(Extracted data entries)
_____

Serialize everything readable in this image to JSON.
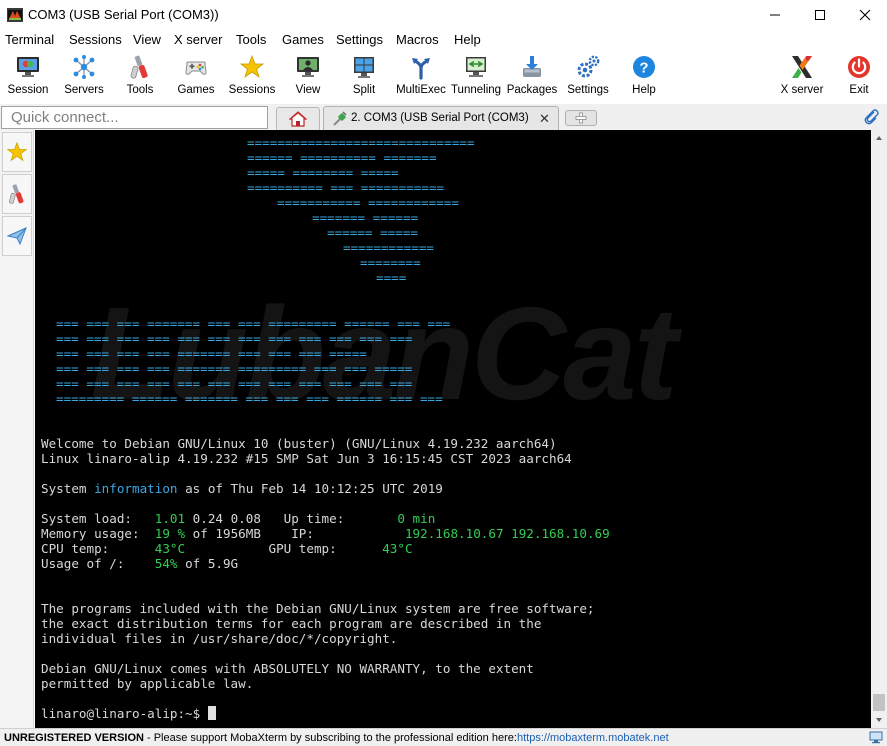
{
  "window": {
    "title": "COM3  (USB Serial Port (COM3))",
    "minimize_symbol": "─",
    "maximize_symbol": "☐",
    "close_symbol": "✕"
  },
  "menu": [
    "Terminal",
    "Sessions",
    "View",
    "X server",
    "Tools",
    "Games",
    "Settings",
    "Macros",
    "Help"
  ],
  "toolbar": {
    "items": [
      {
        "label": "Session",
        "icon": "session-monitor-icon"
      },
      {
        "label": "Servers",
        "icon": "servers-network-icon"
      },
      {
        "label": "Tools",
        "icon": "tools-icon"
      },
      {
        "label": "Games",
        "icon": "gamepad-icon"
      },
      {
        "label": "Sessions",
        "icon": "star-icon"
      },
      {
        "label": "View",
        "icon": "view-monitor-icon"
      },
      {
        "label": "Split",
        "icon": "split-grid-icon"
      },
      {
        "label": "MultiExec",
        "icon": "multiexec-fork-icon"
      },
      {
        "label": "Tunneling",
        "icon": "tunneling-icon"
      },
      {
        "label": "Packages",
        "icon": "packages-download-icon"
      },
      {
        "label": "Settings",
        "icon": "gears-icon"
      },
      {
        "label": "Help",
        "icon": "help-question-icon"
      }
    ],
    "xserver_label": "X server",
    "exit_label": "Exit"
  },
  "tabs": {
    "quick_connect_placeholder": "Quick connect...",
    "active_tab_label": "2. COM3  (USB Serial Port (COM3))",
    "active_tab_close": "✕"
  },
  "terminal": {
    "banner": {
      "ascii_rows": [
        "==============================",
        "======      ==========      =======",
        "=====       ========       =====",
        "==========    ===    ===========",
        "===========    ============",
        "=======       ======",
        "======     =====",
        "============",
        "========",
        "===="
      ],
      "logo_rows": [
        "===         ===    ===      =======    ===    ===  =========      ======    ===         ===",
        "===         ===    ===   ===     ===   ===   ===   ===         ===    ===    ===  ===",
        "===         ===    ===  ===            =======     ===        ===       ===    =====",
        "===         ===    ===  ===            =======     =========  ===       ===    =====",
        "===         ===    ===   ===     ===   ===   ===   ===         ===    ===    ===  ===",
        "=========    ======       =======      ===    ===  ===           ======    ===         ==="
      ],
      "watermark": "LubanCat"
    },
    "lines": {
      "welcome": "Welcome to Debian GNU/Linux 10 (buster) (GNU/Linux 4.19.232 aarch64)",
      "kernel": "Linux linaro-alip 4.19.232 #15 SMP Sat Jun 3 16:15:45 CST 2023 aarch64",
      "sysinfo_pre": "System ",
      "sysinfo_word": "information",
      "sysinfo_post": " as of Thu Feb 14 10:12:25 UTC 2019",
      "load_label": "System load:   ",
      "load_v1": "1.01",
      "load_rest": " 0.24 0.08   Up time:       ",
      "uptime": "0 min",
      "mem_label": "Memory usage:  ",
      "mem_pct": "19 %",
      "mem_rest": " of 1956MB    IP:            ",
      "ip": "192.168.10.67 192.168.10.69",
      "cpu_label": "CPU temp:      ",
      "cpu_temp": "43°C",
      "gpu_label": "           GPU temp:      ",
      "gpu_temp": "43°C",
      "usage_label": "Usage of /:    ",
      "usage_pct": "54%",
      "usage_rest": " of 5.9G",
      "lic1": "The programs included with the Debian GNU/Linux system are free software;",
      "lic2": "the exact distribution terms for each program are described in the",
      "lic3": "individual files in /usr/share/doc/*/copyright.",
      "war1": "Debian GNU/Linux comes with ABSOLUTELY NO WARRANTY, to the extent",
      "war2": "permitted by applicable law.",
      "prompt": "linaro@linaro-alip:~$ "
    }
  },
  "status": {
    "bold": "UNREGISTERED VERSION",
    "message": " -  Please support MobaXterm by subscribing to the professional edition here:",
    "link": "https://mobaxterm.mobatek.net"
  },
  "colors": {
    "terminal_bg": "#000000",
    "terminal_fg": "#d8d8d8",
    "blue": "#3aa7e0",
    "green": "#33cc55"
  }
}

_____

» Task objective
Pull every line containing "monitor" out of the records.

» The completed task
        "icon": "session-monitor-icon"
        "icon": "view-monitor-icon"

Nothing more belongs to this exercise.